On a chemical level, indica and sativa strains are different in their composition of the cannabinoid content, as well as in the balance of other phytochemical compounds, such as terpenes and flavonoids. Sativa strains usually show a high THC content and low CBD content, whilst landrace indica strains tend have a lower THC content, and a somewhat higher CBD content. But thanks to breeding, both indica and sativa strains can be found with varying THC: CBD cannabinoid concentrations.
In general, the effect of sativa strains is often described as a strong and uplifting head high, while indicas tend to produce a more body-centred, stoned effect. While the THC and CBD play a significant role in shaping the effect, other naturally occurring substances also play their part in producing these distinct characteristics. For example, over 120 different terpenes have been found in cannabis, the concentration and balance of which can largely influence the high produced by a particular strain.
After THC, CBD is the second most prevalent and important cannabinoid naturally found in cannabis; and not only is it thought to be medicinally valuable, but it also modifies the way THC interacts with the body, modulating and dampening the effect of THC. Generally speaking, based on the natural variations in plant chemistry, a rule of thumb is that sativa works on the mind, and indica on the body.
What are Hybrids?
Hybrid strains range from pure sativas to pure indicas and hybrid strains consisting of both indica and sativa (30% indica – 70% sativa, 50% – 50% combinations, 80% indica – 20% sativa). Because Sativa and Indica buds have very different medicinal benefits and effects, certain strains can be targeted to better treat specific illnesses.
Many popular strains of cannabis are hybrids of indica and sativa; even ones considered an indica or sativa are likely to be a hybrid of some sort.
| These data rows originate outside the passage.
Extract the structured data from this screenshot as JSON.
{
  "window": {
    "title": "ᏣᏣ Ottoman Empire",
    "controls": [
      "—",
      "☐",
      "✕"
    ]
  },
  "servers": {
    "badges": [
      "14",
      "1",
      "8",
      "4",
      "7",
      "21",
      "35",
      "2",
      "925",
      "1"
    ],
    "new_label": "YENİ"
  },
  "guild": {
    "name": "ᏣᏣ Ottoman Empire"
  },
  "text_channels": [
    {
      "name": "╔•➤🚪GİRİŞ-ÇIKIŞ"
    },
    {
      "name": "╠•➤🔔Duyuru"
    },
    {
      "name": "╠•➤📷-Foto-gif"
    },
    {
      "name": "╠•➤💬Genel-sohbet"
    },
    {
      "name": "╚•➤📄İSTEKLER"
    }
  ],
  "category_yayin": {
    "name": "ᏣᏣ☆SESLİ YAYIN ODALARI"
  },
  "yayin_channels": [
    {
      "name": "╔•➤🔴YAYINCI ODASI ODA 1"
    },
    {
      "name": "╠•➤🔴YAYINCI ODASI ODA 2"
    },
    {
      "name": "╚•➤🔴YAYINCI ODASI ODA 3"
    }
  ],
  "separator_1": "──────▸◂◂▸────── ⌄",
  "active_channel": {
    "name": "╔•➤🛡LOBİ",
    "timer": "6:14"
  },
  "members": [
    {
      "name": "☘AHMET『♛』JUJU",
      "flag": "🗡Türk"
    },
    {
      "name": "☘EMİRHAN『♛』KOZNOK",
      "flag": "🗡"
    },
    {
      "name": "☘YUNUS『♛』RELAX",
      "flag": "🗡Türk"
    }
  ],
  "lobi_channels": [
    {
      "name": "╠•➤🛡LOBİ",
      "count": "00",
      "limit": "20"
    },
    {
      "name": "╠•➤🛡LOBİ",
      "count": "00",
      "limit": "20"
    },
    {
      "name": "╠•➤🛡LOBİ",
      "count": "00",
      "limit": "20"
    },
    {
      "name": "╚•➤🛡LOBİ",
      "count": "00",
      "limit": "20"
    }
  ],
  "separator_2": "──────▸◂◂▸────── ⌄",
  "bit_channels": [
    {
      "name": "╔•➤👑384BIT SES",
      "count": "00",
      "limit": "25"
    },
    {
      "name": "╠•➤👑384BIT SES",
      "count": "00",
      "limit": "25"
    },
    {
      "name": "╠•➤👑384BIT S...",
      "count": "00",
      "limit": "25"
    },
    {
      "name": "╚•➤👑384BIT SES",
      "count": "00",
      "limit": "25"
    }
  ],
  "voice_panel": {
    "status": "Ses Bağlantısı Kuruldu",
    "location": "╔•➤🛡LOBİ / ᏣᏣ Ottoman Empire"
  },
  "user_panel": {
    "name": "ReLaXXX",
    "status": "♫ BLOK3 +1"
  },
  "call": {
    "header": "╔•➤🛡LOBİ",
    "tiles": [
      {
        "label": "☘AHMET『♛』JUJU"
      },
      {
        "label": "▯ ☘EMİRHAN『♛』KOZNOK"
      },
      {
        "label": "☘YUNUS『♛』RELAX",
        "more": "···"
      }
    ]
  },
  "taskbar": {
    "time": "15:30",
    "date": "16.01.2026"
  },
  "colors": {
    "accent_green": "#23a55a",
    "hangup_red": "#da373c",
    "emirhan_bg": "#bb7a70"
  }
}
Hybrids can have various combinations of terpenes and effects, but because indica and sativa are no longer the definitive terms they used to be for strains, the hybrid term is more accurately used with regards to how it is cultivated and grown. How a hybrid grows, how much it can yield, and what the plant will look like will vary based on which plants you are crossbreeding.
There is no generalised list of medical traits for hybrid cannabis strains, as they can literally be bred to encompass a wide range of actions, which vary from strain to strain. However, generally speaking, most medical users will want to find they benefit most from a CBD rich sativa or indica dominant strain.